The difference between caring and caring enough to do something
Organizations and the people who run them care. If they didn’t, they wouldn’t be gainfully employed. But care doesn’t translate into action. Often we fall off track, get caught in red tape, and give into the status quo and learned helplessness.
I help organizations tackle their strategies and practices from a place of caring and understanding that goes beyond what frameworks alone can do. To truly change the behavior of the organization we have to change the people within it and that takes more than just implementing a framework. It takes caring, invitation, inclusivity to implement action, and supportive interaction each step of the journey. Let’s transition together!
What My Clients Say
“Natalie was able to relate many of the complex concepts to stories about real life – her experience or situations she has come in contact with. She is extremely well-read and her passion for the topics really came through in her instructions.”
SAFe Class Attendee
Financial services company
“She was a good listener and tried to address any questions succinctly and directly. She was able to present the material in a timely manner and had a great rapport with the class. I was never bored as I have been in other training sessions – her ability to keep the class engaged was very skillful!”
SAFe Class Attendee
Natalie was brought into our organization to analyze how Agile was implemented and was functioning. She interviewed several individuals and groups throughout the organization, provided an in depth analysis, and proposed strategic steps for an implementation plan moving forward.
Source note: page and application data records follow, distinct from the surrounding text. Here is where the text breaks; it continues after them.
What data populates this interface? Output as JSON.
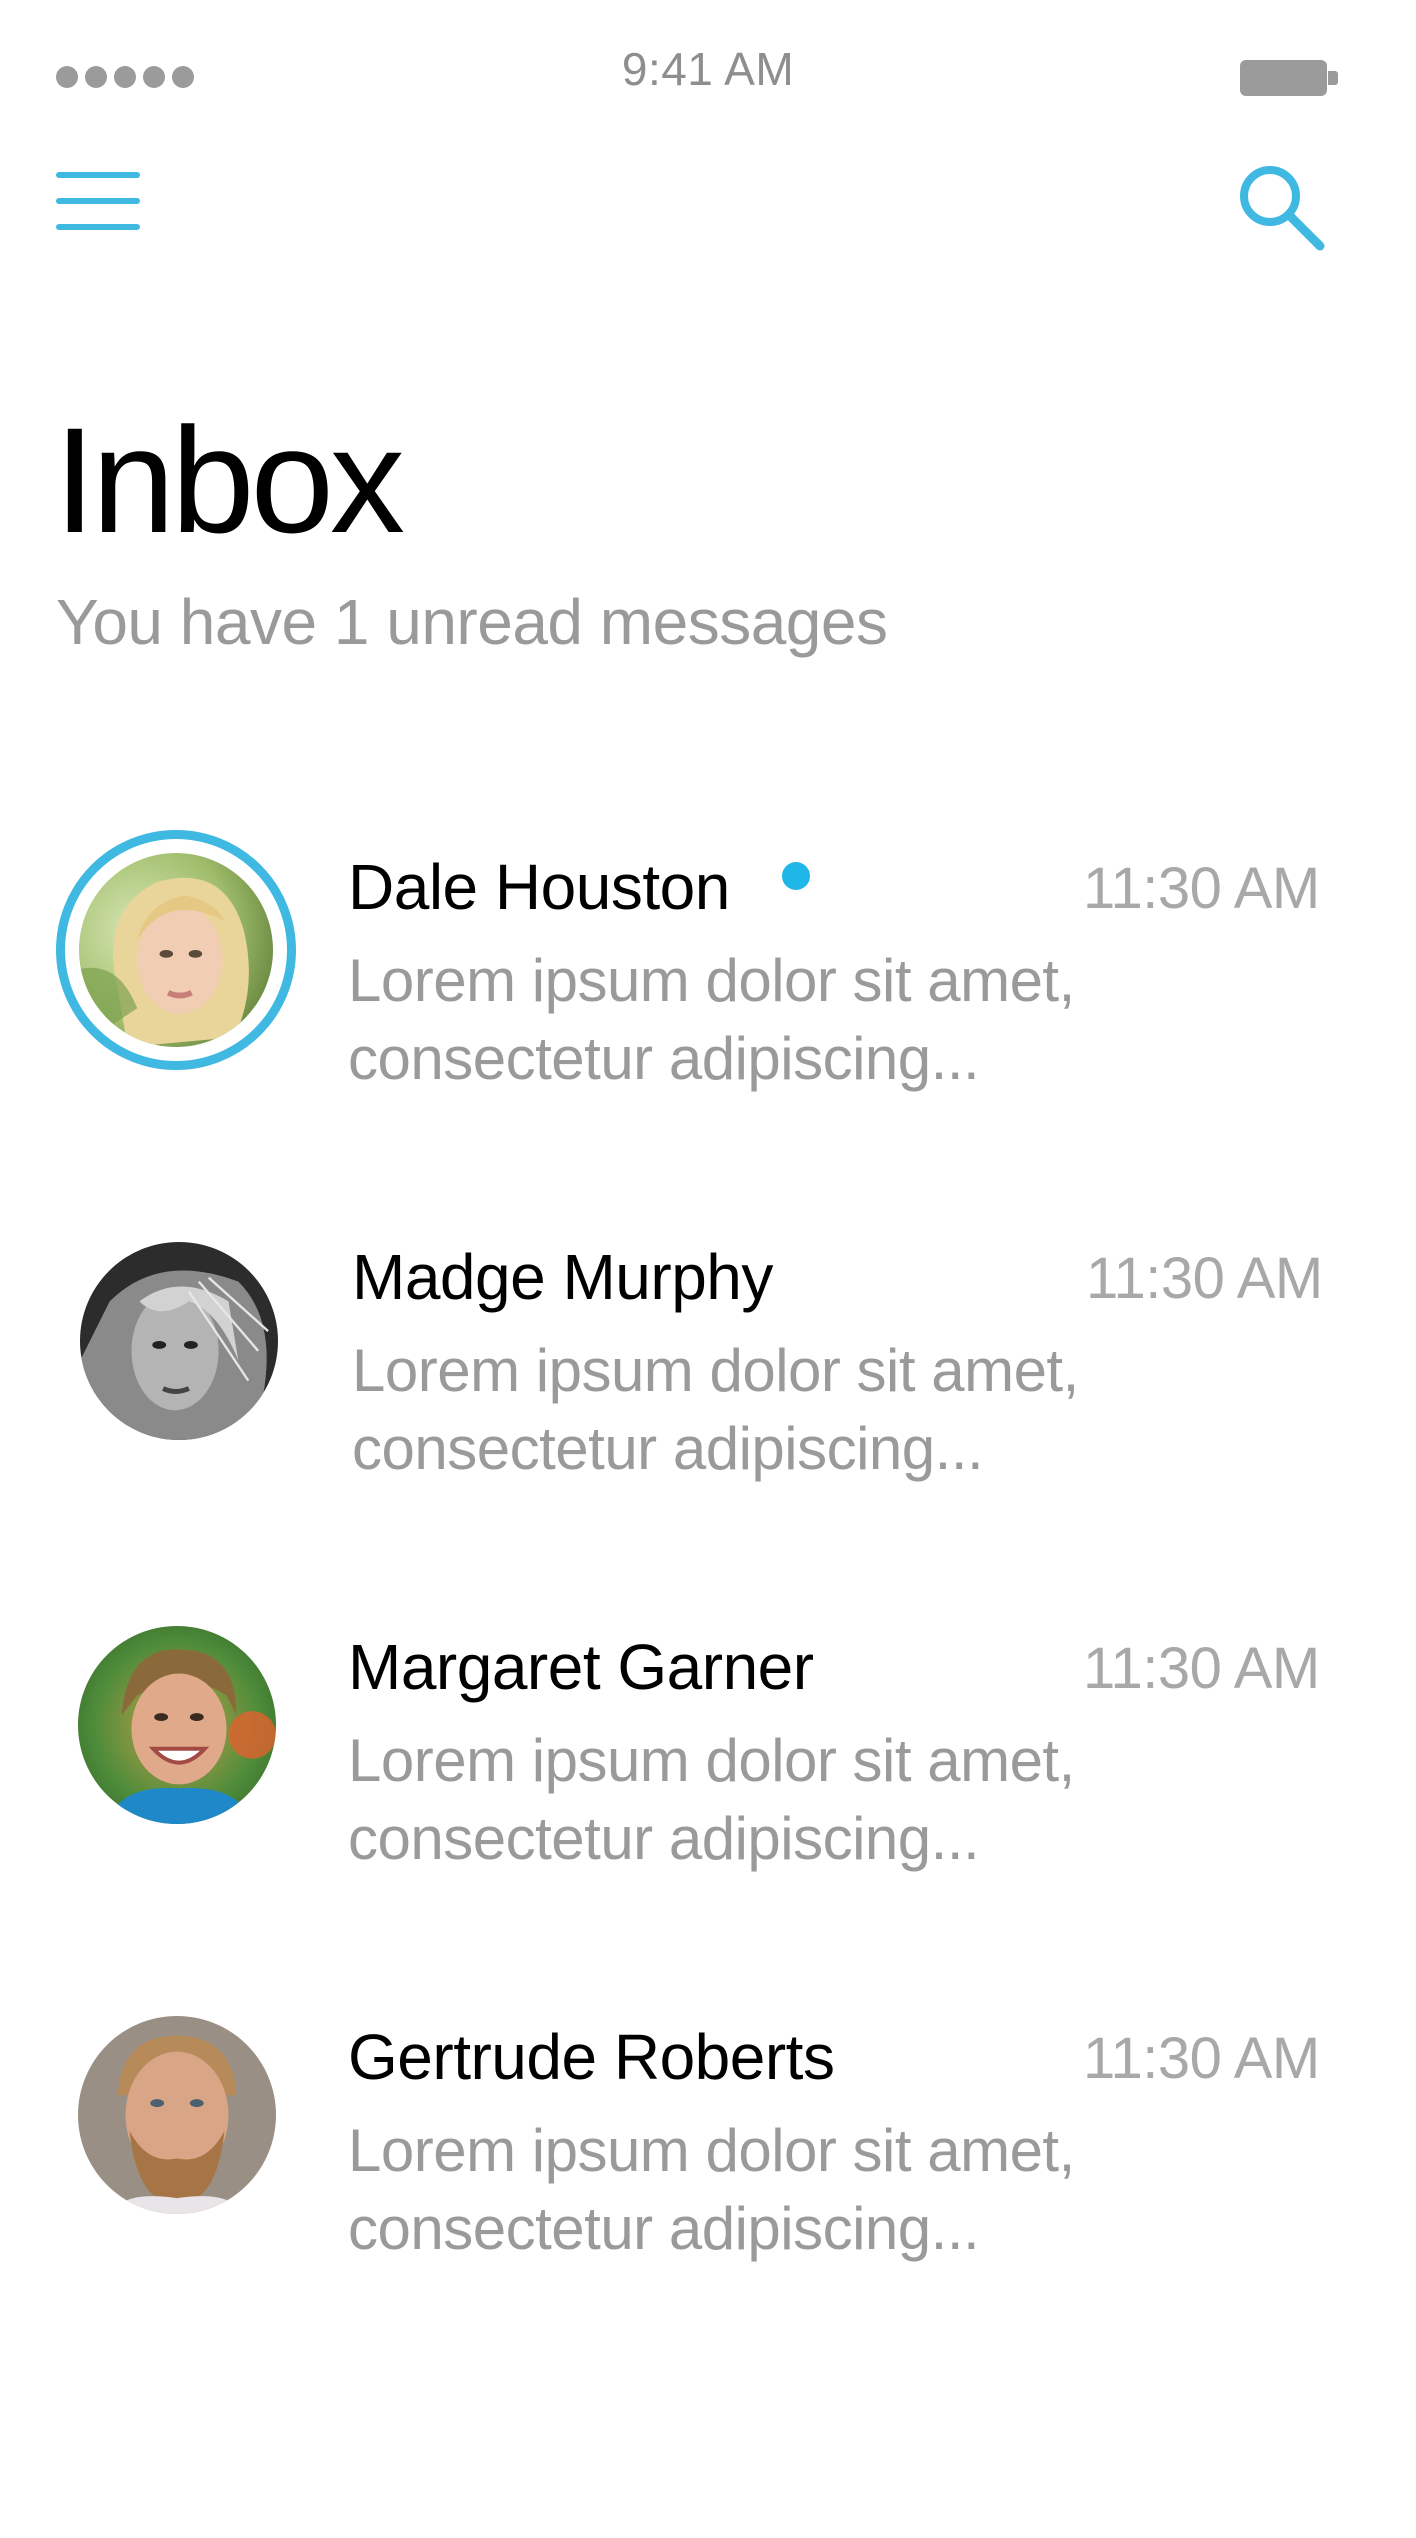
{
  "status_bar": {
    "time": "9:41 AM",
    "signal_icon": "signal-dots-icon",
    "battery_icon": "battery-icon"
  },
  "toolbar": {
    "menu_icon": "hamburger-menu-icon",
    "search_icon": "search-icon",
    "accent_color": "#3fb8e2"
  },
  "header": {
    "title": "Inbox",
    "subtitle": "You have 1 unread messages"
  },
  "conversations": [
    {
      "name": "Dale Houston",
      "time": "11:30 AM",
      "preview_line1": "Lorem ipsum dolor sit amet,",
      "preview_line2": "consectetur adipiscing...",
      "unread": true
    },
    {
      "name": "Madge Murphy",
      "time": "11:30 AM",
      "preview_line1": "Lorem ipsum dolor sit amet,",
      "preview_line2": "consectetur adipiscing...",
      "unread": false
    },
    {
      "name": "Margaret Garner",
      "time": "11:30 AM",
      "preview_line1": "Lorem ipsum dolor sit amet,",
      "preview_line2": "consectetur adipiscing...",
      "unread": false
    },
    {
      "name": "Gertrude Roberts",
      "time": "11:30 AM",
      "preview_line1": "Lorem ipsum dolor sit amet,",
      "preview_line2": "consectetur adipiscing...",
      "unread": false
    }
  ],
  "colors": {
    "unread_dot": "#1fb6e8",
    "secondary_text": "#9a9a9a"
  }
}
She is very adept at communicating and evoking opinions from individuals at every level of an organization. She has a passion for her work, and at every step of the way, she acknowledged our company needs.
Utility services company
Formerly known as Confessions of a ScrumMaster, my blog has been named as one of the best project management blogs by Capterra and Paymo to name a few.
Being replaceable in work may not seem like a good thing. But I definitely think it can be. Those who disagree tend to think about replaceability in a negative sense. Who wants to think there is someone else out there that can do your job as well (or better) than you? A lot of this comes from a scarcity mindset: that there are only a set number of jobs and once they are taken that’s it. But new jobs are created all the time as long as there is a case that demands it.Read more
I’m a competitive person by nature – everyone would tell you so. I’ve had jobs that give me bonuses based on how well I do compared to others, how well the company does in the market, and how ‘hard’ I work, so to say, based on some arbitrary metrics. I hadn’t thought about bonuses as being demotivating before because I like to compete (and win). In some of my experience they have driven behaviors of lower collaboration and higher negative competition where the only winner is the company itself and not the individual employee doing the work (and the company can only win in that situation for so long before people get frustrated and either leave or stop trying). Doesn’t sound like the ideal situation.Read more
Most people have seen the statistic where a man will apply for a job he meets 6/10 qualifications for and the woman won’t unless she meets 10/10 (states HBR, Confidence Code, Lean In…). This is centered in a lot of bias, imposter syndrome, and also business norms and these are all hurting not just the job prospects of someone applying but also the success of the person who actually gets hired (Natalie speculation here…)Read more
Connect with me
For consulting proposals, speaking requests, writing opportunities or more information about my services please contact me!